Loss of intraspecific aggression in the success of a widespread invasive social insect

David A. Holway, Andrew V. Suarez, Ted J. Case

Research output: Contribution to journalArticle

Abstract

Despite the innumerable ecological problems and large economic costs associated with biological invasions, the proximate causes of invasion success are often poorly understood. Here, evidence is provided that reduced intraspecific aggression and the concomitant abandonment of territorial behavior unique to introduced populations of the Argentine ant contribute to the elevated population densities directly responsible for its widespread success as an invader. In the laboratory, nonaggressive pairs of colonies experienced lower mortality and greater foraging activity relative to aggressive pairs.
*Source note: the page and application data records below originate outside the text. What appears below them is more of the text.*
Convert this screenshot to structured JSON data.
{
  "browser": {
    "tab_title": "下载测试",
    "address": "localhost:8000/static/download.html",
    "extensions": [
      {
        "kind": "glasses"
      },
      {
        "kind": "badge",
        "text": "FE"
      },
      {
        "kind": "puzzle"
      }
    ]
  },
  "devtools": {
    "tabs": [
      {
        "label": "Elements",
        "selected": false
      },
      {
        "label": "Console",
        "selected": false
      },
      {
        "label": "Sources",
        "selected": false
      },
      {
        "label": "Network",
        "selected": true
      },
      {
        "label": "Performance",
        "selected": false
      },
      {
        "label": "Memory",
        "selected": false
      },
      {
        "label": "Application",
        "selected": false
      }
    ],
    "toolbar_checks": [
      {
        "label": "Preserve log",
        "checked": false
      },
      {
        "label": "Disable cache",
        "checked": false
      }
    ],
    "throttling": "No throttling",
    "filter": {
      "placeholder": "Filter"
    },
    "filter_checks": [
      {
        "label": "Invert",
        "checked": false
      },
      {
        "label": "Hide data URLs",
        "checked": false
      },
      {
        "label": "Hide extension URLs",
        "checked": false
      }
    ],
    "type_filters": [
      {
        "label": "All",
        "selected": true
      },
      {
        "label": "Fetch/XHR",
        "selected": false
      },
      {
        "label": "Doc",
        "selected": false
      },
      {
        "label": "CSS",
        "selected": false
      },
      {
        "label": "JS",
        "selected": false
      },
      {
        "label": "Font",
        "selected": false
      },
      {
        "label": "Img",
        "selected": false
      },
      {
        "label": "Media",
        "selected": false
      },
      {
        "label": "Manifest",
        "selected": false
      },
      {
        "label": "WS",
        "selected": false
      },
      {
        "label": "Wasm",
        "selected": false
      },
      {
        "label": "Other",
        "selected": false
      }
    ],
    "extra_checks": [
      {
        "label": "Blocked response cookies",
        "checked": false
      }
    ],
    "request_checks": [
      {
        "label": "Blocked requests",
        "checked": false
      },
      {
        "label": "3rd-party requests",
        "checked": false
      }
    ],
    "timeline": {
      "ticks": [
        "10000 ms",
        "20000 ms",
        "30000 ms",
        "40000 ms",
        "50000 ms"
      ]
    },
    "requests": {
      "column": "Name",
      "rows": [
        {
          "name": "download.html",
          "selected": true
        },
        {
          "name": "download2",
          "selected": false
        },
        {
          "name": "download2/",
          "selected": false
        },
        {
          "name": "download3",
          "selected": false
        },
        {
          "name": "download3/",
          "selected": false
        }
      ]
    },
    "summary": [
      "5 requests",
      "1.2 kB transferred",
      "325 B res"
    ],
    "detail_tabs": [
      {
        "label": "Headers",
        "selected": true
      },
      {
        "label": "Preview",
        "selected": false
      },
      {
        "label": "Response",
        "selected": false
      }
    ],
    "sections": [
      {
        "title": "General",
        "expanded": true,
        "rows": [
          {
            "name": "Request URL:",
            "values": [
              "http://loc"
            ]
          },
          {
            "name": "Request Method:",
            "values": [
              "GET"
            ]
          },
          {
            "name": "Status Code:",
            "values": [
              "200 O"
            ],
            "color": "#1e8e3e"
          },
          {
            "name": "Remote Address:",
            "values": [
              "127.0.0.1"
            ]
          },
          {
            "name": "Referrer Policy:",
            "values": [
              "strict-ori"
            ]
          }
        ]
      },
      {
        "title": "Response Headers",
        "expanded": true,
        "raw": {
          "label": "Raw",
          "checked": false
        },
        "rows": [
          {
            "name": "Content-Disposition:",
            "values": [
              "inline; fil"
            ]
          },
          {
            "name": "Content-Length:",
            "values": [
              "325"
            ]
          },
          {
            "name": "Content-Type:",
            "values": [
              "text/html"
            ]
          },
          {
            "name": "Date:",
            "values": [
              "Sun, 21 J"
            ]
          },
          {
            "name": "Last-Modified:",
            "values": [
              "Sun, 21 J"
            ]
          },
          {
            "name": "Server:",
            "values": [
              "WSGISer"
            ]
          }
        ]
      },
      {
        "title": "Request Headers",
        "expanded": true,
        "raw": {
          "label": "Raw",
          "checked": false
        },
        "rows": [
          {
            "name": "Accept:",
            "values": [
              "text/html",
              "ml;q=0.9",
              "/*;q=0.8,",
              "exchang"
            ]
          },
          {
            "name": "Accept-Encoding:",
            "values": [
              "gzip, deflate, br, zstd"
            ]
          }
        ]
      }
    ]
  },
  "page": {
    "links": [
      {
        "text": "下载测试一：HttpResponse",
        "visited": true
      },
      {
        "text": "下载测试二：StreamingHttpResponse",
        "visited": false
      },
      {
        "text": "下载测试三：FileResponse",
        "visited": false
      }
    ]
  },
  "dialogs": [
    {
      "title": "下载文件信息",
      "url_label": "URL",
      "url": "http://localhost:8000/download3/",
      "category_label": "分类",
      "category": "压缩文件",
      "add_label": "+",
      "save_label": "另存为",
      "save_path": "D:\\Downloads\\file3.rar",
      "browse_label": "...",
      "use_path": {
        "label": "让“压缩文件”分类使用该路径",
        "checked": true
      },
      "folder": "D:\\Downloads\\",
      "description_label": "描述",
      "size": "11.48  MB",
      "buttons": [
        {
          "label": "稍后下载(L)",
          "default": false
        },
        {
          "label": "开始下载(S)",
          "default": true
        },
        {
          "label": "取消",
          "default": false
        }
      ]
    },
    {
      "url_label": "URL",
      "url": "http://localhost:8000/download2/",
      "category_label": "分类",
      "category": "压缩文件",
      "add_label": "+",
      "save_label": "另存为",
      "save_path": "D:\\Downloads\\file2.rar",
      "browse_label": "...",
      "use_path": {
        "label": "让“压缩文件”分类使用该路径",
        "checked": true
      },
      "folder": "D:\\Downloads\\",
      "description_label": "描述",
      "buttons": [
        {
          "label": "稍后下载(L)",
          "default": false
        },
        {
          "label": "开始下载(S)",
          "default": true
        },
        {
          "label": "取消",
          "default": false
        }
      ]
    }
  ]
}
These differences translated into higher rates of resource retrieval, greater brood production, and larger worker populations.

Original languageEnglish (US)
Pages (from-to)949-952
Number of pages4
JournalScience
Volume282
Issue number5390
DOIs
StatePublished - Oct 30 1998
Externally publishedYes

ASJC Scopus subject areas

  • General

Fingerprint Dive into the research topics of 'Loss of intraspecific aggression in the success of a widespread invasive social insect'. Together they form a unique fingerprint.

  • Cite this